My Tuesday evenings have recently been filled thanks to the entertainment provided by the very nice people at the History channel. I’ve been thoroughly entranced by the show, The Men Who Built America.
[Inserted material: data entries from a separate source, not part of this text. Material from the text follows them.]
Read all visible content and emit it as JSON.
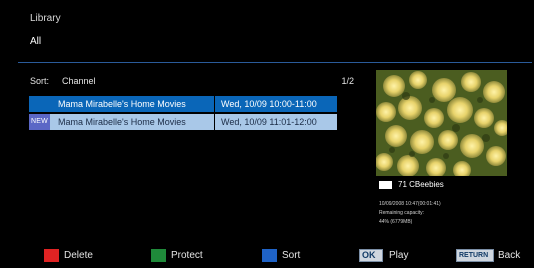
{
  "header": {
    "title": "Library",
    "filter": "All"
  },
  "sortbar": {
    "sort_key": "Sort:",
    "sort_value": "Channel",
    "page": "1/2"
  },
  "recordings": [
    {
      "badge": "",
      "name": "Mama Mirabelle's Home Movies",
      "date": "Wed, 10/09 10:00-11:00",
      "selected": true
    },
    {
      "badge": "NEW",
      "name": "Mama Mirabelle's Home Movies",
      "date": "Wed, 10/09 11:01-12:00",
      "selected": false
    }
  ],
  "info": {
    "channel": "71 CBeebies",
    "datetime": "10/09/2008 10:47(00:01:41)",
    "remaining_label": "Remaining capacity:",
    "remaining_value": "44% (6779MB)"
  },
  "footer": {
    "delete": "Delete",
    "protect": "Protect",
    "sort": "Sort",
    "ok_key": "OK",
    "play": "Play",
    "return_key": "RETURN",
    "back": "Back"
  },
  "colors": {
    "selected_row": "#0a66b8",
    "normal_row": "#a9c8e8",
    "red": "#e02323",
    "green": "#1f8a3a",
    "blue": "#1f63c7",
    "divider": "#2a5b9a"
  }
}
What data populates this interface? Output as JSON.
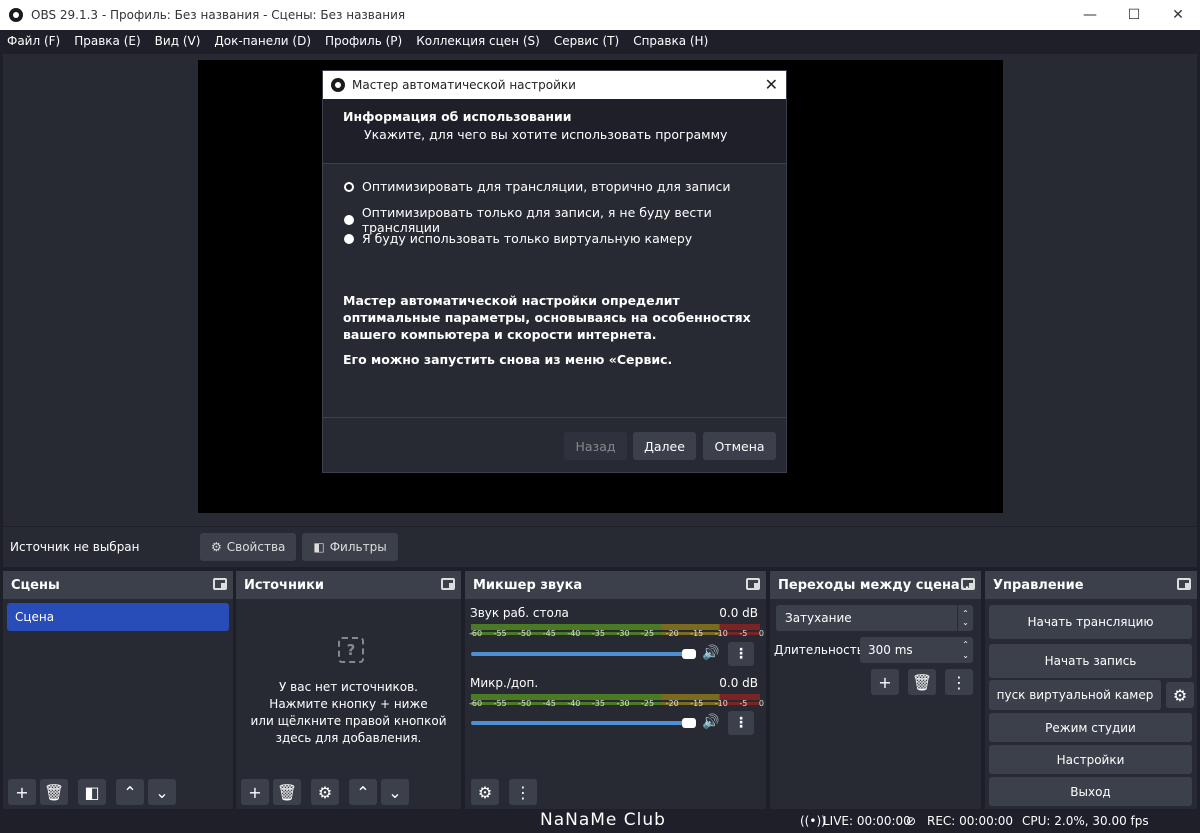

Production quality aside, it’s really an incredible feat, on reflection, how a TV channel could founder so spectacularly in presenting a “reality show” purporting to be a documentary.

As the History channel describes the program on its website: “John D. Rockefeller, Cornelius Vanderbilt, Andrew Carnegie, Henry Ford, and J. P. Morgan rose from obscurity and in the process built modern America.... These men created the American Dream and were the engine of capitalism as they transformed everything they touched.... Their paths crossed repeatedly as they elected presidents, set economic policies, and influenced major events.... Using state-of-the-art, computer-generated imagery that incorporates 12 million historical negatives, many made available for the first time by the Library of Congress, this series will bring back to life the world they knew and the one they created.”